For previous Tet Zoo articles in the vesper bats series, see…
- Introducing the second largest mammalian ‘family’: vesper bats, or vespertilionids
- The vesper bat family tree: of myotines, plecotins, antrozoins, and all those cryptic species (vesper bats part II)
- Bent-winged bats: wide ranges, very weird wings (vesper bats part III)
- Of southern African wing-gland bats, woolly bats, and the ones with tubular nostrils (vesper bats part IV)
- The many, many mouse-eared bats, aka little brown bats, aka Myotis bats (vesper bats part V)
- Long-eared bats proper: Plecotus and other plecotins (vesper bats part VI)
- Desert long-eared bats – snarling winged gremlins that take scorpion stings to the face and just don’t care (vesper bats part VII)
- Hairy-tailed bats: a tale of furry tails, red coats, cold tolerance, migration and sleeping out in the open (vesper bats part VIII)
- Robust jaws and a (sometimes) ‘greenish’ pelt: house bats (vesper bats part IX)
And for previous Tet Zoo articles on bats, see…
- Desmodontines: the amazing vampire bats
- Giant extinct vampire bats: bane of the Pleistocene megafauna
- Camazotz and the age of vampires
- Dark origins: the mysterious evolution of blood-feeding in bats
- A new hypothesis on the evolution of blood-feeding: food source duality involving nectarivory. Catchy, no?

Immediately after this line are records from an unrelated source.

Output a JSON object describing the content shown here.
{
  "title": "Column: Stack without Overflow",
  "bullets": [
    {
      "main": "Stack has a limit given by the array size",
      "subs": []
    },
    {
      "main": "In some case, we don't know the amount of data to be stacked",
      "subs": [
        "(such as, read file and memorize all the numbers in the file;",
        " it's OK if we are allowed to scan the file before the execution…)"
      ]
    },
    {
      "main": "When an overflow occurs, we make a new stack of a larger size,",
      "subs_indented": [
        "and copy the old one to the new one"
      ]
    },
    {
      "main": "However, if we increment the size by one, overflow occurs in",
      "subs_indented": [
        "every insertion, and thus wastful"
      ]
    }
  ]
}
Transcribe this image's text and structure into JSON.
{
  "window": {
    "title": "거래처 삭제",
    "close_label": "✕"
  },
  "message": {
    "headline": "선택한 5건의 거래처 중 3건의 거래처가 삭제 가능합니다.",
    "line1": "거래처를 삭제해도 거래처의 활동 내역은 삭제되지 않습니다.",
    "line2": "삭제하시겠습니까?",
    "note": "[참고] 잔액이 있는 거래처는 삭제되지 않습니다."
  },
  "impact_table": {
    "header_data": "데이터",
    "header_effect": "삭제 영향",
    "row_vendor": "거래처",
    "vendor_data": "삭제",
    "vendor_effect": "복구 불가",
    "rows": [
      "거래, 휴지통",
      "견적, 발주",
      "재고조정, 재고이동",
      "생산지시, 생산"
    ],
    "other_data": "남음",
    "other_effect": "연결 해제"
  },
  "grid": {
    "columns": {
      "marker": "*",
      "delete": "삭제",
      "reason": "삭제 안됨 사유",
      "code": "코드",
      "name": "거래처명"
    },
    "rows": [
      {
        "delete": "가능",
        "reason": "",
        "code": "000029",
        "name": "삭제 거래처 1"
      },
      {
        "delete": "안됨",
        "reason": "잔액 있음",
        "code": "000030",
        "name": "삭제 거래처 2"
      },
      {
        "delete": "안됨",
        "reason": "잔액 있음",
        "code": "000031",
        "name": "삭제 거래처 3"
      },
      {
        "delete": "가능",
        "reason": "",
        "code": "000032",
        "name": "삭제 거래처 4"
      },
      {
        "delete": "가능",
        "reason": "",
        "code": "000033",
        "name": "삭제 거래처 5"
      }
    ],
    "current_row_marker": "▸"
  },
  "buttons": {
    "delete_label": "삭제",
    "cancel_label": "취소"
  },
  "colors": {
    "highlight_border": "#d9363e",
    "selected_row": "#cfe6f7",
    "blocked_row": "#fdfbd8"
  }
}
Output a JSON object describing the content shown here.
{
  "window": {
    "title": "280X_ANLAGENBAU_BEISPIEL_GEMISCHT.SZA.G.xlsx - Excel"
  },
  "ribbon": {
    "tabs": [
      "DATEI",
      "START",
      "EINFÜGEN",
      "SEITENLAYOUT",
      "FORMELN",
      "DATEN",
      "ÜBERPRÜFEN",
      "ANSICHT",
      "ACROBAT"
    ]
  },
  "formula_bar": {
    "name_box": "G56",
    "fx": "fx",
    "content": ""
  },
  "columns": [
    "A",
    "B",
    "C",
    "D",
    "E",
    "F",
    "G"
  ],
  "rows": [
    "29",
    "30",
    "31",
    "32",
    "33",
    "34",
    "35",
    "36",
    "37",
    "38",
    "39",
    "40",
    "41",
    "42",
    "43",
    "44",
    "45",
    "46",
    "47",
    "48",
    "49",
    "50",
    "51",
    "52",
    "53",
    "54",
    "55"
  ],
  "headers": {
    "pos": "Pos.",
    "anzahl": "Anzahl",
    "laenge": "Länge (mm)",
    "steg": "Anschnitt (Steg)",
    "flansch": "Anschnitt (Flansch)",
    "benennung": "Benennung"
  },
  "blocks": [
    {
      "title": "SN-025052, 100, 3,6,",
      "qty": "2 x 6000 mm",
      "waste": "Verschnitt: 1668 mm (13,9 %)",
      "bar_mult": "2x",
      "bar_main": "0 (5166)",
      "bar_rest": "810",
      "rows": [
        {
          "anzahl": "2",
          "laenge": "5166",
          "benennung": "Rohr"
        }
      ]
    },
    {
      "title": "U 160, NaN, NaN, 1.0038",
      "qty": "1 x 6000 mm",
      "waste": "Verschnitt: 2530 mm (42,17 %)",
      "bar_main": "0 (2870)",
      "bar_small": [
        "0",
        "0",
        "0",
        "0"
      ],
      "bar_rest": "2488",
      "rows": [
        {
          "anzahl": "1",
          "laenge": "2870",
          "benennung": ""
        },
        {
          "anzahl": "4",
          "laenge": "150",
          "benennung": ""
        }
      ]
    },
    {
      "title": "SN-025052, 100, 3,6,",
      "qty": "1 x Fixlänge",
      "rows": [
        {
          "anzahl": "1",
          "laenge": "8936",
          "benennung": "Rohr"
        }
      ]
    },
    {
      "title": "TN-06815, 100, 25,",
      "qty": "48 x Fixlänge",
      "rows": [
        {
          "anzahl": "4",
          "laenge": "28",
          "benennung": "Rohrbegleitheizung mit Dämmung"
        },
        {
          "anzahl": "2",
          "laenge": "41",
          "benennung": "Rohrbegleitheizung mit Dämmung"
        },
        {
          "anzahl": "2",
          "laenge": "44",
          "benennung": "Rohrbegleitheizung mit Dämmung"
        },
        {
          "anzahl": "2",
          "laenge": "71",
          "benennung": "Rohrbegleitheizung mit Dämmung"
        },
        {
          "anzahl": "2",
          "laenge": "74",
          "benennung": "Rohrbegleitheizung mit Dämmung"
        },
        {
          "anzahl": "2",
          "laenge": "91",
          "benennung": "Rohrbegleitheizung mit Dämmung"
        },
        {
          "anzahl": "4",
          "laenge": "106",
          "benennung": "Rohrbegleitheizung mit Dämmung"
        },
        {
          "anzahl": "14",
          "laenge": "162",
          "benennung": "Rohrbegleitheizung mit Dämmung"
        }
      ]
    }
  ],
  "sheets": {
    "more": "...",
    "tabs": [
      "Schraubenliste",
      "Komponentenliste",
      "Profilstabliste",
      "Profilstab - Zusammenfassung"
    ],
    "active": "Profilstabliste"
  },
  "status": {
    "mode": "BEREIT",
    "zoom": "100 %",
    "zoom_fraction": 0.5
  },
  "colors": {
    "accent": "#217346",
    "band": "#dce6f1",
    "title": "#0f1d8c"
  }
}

- Oh no, not another giant predatory flightless bat from the future
- The most terrestrial of bats
- I stroked a pipistrelle
- Red bats
- We flightless primates
- Big animalivorous microbats
- Hidden in plain sight: discovering cryptic vesper bats in the European biota
- PROTOBATS: visualising the earliest stages of bat evolution
Refs – -
Dobson, G. E. 1878. Catalogue of the Chiroptera in the Collections of the British Museum. British Museum: London.
Hill, J. E. & Koopman, K. F. 1981. The status of Lamingtona lophorhina McKean and Calaby, 1968 (Chiroptera: Vespertilionidae). Bulletin of the British Museum (Natural History), Zoology Series 41, 275-278.
Koopman, K. F. & Jones, J. K., Jr. 1970. Classification of bats. In Slaughter, B. H. & Walton, D.W. (eds.) About Bats: a Chiropteran Biology Symposium, pp. 22-28. Southern Methodist University Press, Dallas.
McKenna, M. C. & Bell, S. K. 1997. Classification of Mammals: Above the Species Level. Columbia University Press (New York).
Nowak, R. M. 1999. Walker’s Mammals of the World, Sixth Edition. The Johns Hopkins University Press, Baltimore and London.
Parnaby, H., 1992. An interim guide to identification of insectivorous bats of south-eastern Australia. Technical Reports of the Australian Museum 8, 1-33.
- . 2002. A new species of long-eared bat (Nyctophilus: Vespertilionidae) from New Caledonia. Australian Mammalogy 23, 115-124.
- . 2009. A taxonomic review of Australian greater long-eared bats previously known as Nyctophilus timoriensis (Chiroptera: Vespertilionidae) and some associated taxa. Australian Zoologist 35, 39-81.
Tate, G. H. H. 1941. Results of the Archbold Expeditions. No. 40. Notes on vespertilionid bats of the subfamilies Miniopterinae, Murininae, Kerivoulinae and Nyctophilinae. Bulletin of the American Museum of Natural History 78, 567-597.
- . 1942. Results of the Archbold expeditions. No. 47. Review of the vespetilionine bats, with special attention to genera and species in the Archbold collection. Bulletin of the American Museum of Natural History 80, 221-297.
Volleth, M., & Tidemann, C. R. (1991). The origin of the Australian Vespertilioninae bats, as indicated by chromosomal studies Zeitschrift für Säugetierkunde, 56, 321-330